This fact sheet focuses on the requirements for filing a late initial registration application for Temporary Protected Status (TPS).
The Department of Homeland Security (DHS) extended TPS for 18 months, through Jan. 5, 2012, to eligible nationals of Honduras and Nicaragua (and people having no nationality who last habitually resided in these countries). This extension does not apply to Hondurans and Nicaraguans who entered the United States after Dec. 30, 1998.
The re-registration period for Hondurans and Nicaraguans who already have TPS started on May 5, 2010 and will end on July 6, 2010. Further details on this extension of TPS for Honduras and Nicaragua appear in the Federal Register notices published on May 5, which announced the extension of these two designations. In addition, certain nationals of Honduras and Nicaragua who have not previously applied for TPS may be able to register under the late initial registration provisions.
Questions & Answers
Q1. Can a Nicaraguan or Honduran who was in the United States as of Dec. 30, 1998, but did not register for TPS during the initial designation of Nicaragua and Honduras in 1999, register for TPS now?
A1. Yes, late initial registration is available in limited circumstances if you:
- are a national of Honduras or Nicaragua, or an alien without nationality who last habitually resided in Honduras or Nicaragua; AND
- have continuously resided in the United States since Dec. 30, 1998; AND
- have been continuously physically present in the United States since Jan. 5, 1999; AND
- satisfactorily complete the routine background checks required of all applicants; AND
- meet certain other admissibility and eligibility criteria as specified in section 244(c) of the INA, 8 USC 1254a(c), and regulations at 8 CFR 244.1-244.9; AND
- Meet the qualifying conditions listed below for late initial TPS registration.
Q2. What requirements or qualifying conditions do I need to meet to qualify for late initial registration?
A2. To qualify for a late initial TPS registration application, you must also demonstrate that at the time of the initial registration period of the TPS designation for Nicaragua or Honduras (Jan. 5, 1999 through Aug. 20, 1999), you:
- were in a valid nonimmigrant status, or had been granted voluntary departure, or any relief from removal; OR
- had a pending application for:
o Change of status;
o Adjustment of status;
o Asylum; OR
- had voluntary departure; OR
- had any relief from removal pending or subject to further review or appeal; OR
- were a parolee or had a pending request for re-parole; OR
- were the spouse or child of an alien currently eligible to be a TPS registrant. (see 8 CFR 244.2(f)(2).
If you are applying for TPS for the first time under the late initial registration provisions, you must register while one of the above qualifying conditions still exists, or no later than 60 days after the expiration or termination of the qualifying condition.

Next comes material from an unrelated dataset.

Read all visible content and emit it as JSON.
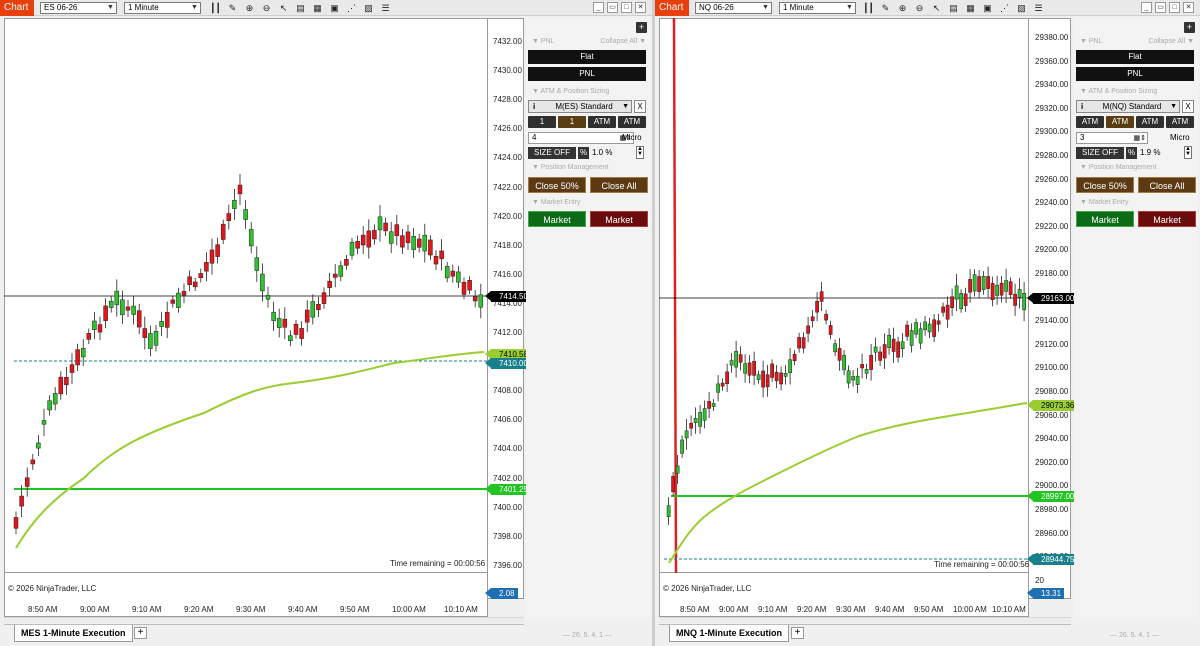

The qualifying condition you seek to use for eligibility under late initial filing must have existed during the initial TPS registration period for Nicaragua or the initial TPS registration period for Honduras TPS (January 5, 1999 through August 20, 1999).
Q3. If I didn’t have a qualifying condition during the initial TPS registration period, but had it during the last re-registration (extension), am I eligible to submit a late initial filing for TPS now?

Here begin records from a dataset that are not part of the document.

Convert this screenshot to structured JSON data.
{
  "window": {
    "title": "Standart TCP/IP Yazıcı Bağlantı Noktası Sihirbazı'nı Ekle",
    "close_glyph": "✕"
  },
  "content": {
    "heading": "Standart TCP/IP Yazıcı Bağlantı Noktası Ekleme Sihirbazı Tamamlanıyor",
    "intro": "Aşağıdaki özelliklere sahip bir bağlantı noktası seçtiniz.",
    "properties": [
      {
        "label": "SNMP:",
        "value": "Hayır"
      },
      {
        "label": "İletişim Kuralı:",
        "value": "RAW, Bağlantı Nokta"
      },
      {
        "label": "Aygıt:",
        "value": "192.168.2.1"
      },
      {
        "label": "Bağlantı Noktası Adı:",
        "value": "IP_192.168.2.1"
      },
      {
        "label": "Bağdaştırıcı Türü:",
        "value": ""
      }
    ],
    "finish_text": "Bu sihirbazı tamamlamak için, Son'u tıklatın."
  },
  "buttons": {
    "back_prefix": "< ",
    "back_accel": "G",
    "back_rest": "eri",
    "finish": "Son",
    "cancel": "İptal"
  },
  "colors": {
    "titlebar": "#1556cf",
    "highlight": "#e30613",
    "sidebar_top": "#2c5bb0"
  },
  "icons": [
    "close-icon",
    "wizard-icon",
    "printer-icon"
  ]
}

A3. No. One of the qualifying conditions must have applied to you during the initial 1999 TPS registration periods for Honduras and Nicaragua.
Q4. If I am currently the spouse or child of someone granted TPS, but I did not apply for TPS during the initial registration period, can I submit a late initial filing now?
A4. The family relationship must also have existed during the 1999 initial registration period. You must also meet all the basic TPS eligibility requirements.
Q5. How do I learn more about TPS?
A5. Please contact the USCIS National Customer Service Center at 1-800-375-5283 or 1-800-767-1833 (TTY). You may also visit the USCIS’ Web site’s TPS page by clicking here. To learn more about USCIS’ programs, visit www.uscis.gov.